As a result, a large proportion of my work is educating my clients so they are comfortable and confident whenever they decide to make their next move.  What's an electronic signature program?  Why should you care about the financial strength of a new co-housing development? What options are out there to defer or avoid capital gains taxes on the sale of a long-held home, and make a planned charitable donation or get some nice monthly income in the bargain?  I help people make great real estate decisions, and I get paid when they or their friends and colleagues rely on my advice when they buy or sell a home.

As I've said here before, the center of the Bay Area economic engine has been shifting gradually from Silicon Valley to San Francisco and Oakland.  Based on Pacific Union's transaction data, we're increasingly seeing tech households purchasing in the East Bay rather than households from the legal, management and finance/insurance/real estate (FIRE) fields.  And that means a number of tech households, looking for great schools and good housing stock, are focusing on Piedmont for the first time. 

The median home price in Piedmont increased 5% this year (based on MLS data, through 12/29).  Since 2014, prices jumped from a median $1.75 million ($652/sf) to $2.1 million ($791/sf), with a 15% increase in 2015.  Not only did the rate of price increases slow down in 2016, so did the volume--only 95 homes traded in 2016 in contrast to 147 in 2014, and 116 in 2015.  In fact the total volume of real estate sold in town declined by nearly $50 million/25% between 2014 and 2016, meaning transfer tax revenue is down rather dramatically.  

We saw this decline in the number of homes sold across all markets and submarkets in the East Bay, even though underwriting criteria have eased.  Downpayment requirements are the likely culprit--20% of a big(ger) number is a big(ger) number, and area incomes have not kept pace.  With interest rates increasing since early November, we're likely to see more Bay Area first-time buyers falling away as their window for homeownership closes.

Prices in Berkeley shot up even further, particularly for the sweet spot of $1 million-$1.5 million homes.  There, prices went up 16% in 2015, and then 8.6% over the course of this year.  At this point, buyers will pay roughly the same for a 3 BR/1 BA home in 1600 sf in Berkeley as in Piedmont!  
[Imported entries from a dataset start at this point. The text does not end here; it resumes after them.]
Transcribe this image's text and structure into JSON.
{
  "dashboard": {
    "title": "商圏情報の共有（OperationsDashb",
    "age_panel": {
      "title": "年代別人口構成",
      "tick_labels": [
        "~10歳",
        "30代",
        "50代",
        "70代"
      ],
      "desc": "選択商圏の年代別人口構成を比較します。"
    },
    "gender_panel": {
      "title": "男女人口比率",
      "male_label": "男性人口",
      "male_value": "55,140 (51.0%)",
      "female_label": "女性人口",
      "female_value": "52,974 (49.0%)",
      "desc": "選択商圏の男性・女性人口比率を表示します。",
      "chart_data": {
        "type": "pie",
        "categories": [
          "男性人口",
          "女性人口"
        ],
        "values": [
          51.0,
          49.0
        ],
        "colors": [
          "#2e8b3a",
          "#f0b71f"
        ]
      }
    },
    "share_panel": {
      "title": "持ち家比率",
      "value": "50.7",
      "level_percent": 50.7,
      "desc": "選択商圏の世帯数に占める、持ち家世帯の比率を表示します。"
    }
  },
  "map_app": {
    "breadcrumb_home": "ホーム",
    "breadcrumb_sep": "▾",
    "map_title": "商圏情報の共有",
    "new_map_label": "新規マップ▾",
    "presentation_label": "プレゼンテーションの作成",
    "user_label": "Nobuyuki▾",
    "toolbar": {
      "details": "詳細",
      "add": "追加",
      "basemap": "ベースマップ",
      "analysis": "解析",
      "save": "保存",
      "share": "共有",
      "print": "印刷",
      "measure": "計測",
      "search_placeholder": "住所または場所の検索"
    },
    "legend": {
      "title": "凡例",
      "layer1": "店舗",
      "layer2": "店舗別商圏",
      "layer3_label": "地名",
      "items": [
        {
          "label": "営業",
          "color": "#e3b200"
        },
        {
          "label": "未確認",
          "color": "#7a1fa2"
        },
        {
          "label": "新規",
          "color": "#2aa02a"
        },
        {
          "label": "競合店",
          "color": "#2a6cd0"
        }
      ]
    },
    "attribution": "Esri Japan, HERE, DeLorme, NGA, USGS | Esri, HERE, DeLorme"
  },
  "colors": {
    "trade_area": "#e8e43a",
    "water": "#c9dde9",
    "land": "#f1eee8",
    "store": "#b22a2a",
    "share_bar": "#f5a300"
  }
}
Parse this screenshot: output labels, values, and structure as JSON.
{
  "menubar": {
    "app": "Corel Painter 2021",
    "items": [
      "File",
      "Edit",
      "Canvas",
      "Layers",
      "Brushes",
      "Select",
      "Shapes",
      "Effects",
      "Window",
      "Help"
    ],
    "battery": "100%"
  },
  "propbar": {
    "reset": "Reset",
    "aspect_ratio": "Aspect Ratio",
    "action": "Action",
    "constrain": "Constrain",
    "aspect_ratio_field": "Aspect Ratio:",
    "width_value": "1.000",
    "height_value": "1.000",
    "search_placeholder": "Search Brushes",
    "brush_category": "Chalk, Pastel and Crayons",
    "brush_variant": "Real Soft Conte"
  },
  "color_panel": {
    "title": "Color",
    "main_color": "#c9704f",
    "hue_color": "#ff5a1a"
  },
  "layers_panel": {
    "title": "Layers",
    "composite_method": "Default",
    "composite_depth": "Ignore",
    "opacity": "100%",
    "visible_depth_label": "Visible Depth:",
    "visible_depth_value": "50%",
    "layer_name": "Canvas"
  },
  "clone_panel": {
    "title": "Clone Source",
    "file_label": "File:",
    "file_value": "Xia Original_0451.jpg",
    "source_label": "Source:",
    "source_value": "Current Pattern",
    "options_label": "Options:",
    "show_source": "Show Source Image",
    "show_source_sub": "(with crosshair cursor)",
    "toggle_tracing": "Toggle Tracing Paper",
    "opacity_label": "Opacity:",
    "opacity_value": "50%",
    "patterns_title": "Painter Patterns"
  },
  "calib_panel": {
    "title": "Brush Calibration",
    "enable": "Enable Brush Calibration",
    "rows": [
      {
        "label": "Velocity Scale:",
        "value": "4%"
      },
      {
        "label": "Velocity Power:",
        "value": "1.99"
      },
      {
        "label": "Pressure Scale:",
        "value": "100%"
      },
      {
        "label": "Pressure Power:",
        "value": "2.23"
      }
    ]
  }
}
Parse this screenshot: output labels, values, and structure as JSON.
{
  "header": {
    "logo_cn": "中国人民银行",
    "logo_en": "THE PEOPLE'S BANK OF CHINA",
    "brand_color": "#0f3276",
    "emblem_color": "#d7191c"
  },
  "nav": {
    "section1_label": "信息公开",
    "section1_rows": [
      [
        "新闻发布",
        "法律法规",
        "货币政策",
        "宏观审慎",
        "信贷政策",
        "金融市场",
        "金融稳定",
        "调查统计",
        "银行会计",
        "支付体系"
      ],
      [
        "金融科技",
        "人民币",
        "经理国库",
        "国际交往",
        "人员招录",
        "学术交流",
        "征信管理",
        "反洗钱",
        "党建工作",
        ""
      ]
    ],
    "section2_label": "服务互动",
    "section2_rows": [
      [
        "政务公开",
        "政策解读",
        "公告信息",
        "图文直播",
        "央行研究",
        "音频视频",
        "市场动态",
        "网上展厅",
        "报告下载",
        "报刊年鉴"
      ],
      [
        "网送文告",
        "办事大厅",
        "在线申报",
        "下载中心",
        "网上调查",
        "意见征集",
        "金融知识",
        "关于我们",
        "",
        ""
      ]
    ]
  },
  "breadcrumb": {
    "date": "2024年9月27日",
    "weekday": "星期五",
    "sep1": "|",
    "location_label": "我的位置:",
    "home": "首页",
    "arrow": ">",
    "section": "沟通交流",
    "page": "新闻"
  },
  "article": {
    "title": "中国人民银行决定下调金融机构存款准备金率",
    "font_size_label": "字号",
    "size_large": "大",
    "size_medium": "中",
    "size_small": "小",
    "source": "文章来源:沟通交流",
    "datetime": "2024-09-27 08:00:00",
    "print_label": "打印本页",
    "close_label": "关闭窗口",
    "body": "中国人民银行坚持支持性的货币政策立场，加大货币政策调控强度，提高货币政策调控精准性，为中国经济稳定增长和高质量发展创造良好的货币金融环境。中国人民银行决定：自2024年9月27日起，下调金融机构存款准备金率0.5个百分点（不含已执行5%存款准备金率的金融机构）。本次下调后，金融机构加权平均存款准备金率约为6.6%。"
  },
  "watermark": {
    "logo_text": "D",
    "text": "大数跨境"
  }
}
Prices in Oakland 94610 (Crocker), 94611 (Montclair/Piedmont Ave.) and 94618 (Rockridge/Upper Rockridge) also increased about 25% over the two-year window, but in a reverse of the trend in Piedmont and Berkeley, prices rose nearly 15% in 2016, but only 9% the previous year. Perhaps regional buyers have come to appreciate the great commutes, restaurants, movie houses, shopping districts and those fabulous La Farine savory morning buns only more recently. The entire Oakland market is up 31% over the two-year window, as neighborhoods recover from those deep dives of the housing crisis, and first-time homebuyers again find that Oakland neighborhoods offer affordability.
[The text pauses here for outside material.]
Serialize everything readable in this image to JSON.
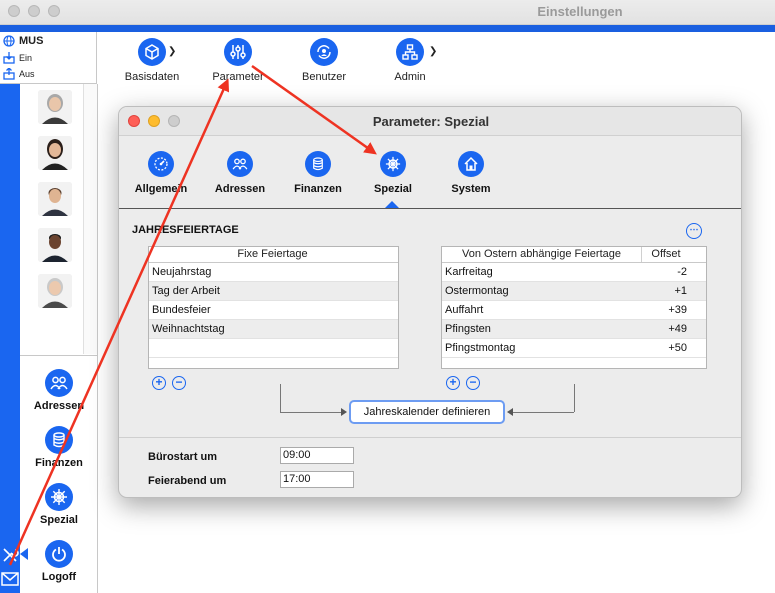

As always, I'm happy to help you think through your real estate options, whether buying, selling, renting or renovating.  If you have colleagues, clients, friends or family who plan to buy or sell in the East Bay Hills, I promise to work hard to earn their trust, protect their privacy, and exceed their expectations.
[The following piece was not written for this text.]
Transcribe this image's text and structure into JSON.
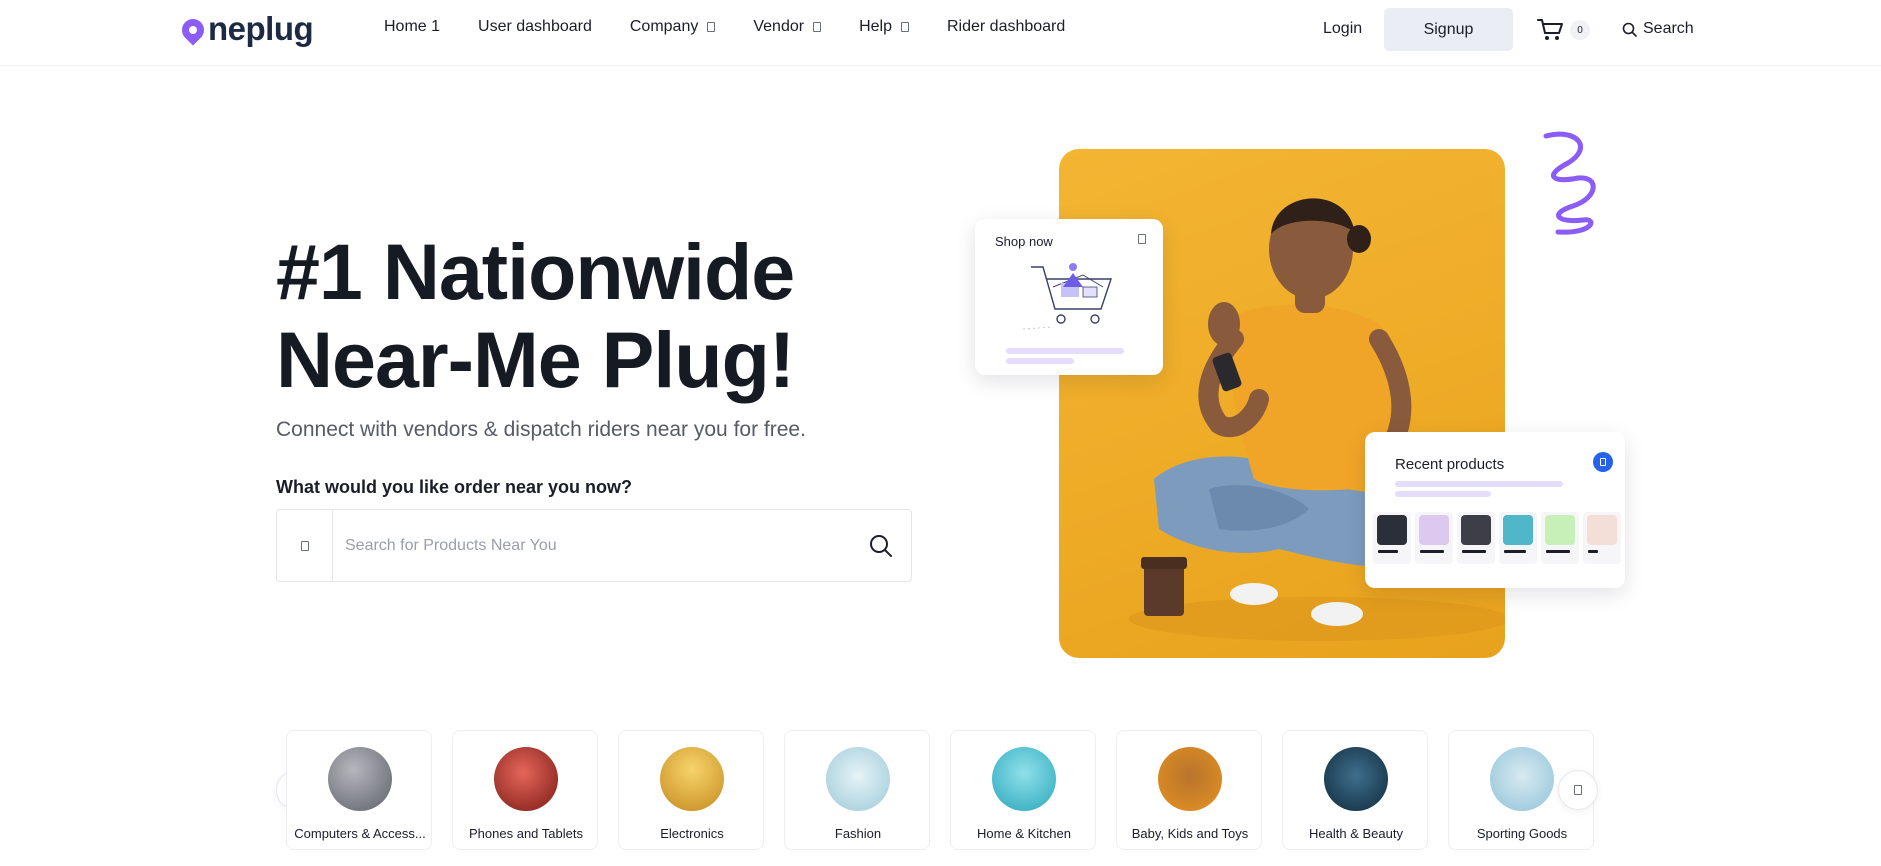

Happy New Year!

Personally, I'm anxious to move on from last fall.  So let's all recommit to act local again!  Well, at least after vacations--

We've continued our commitment to take long hiking vacations; this past year to the Inner Hebrides and to the High Sierra.  Those long hikes, interrupted only by a lovely shooting star or a tasty mushroom, provide time to think and plan, and sharpen my commitment to service, both professionally and personally.  Even during the workyear, I find my best strategic thinking about marketing a home or building a winning offer for buyers happens up at Sibley while walking the dogs in the early morning.

Hiking may not be at the top of the list toward the end of this year though--I'm celebrating my next BIG birthday, and we're heading to Paris for art, food, and friends.  

Here's to a great 2017 for us all!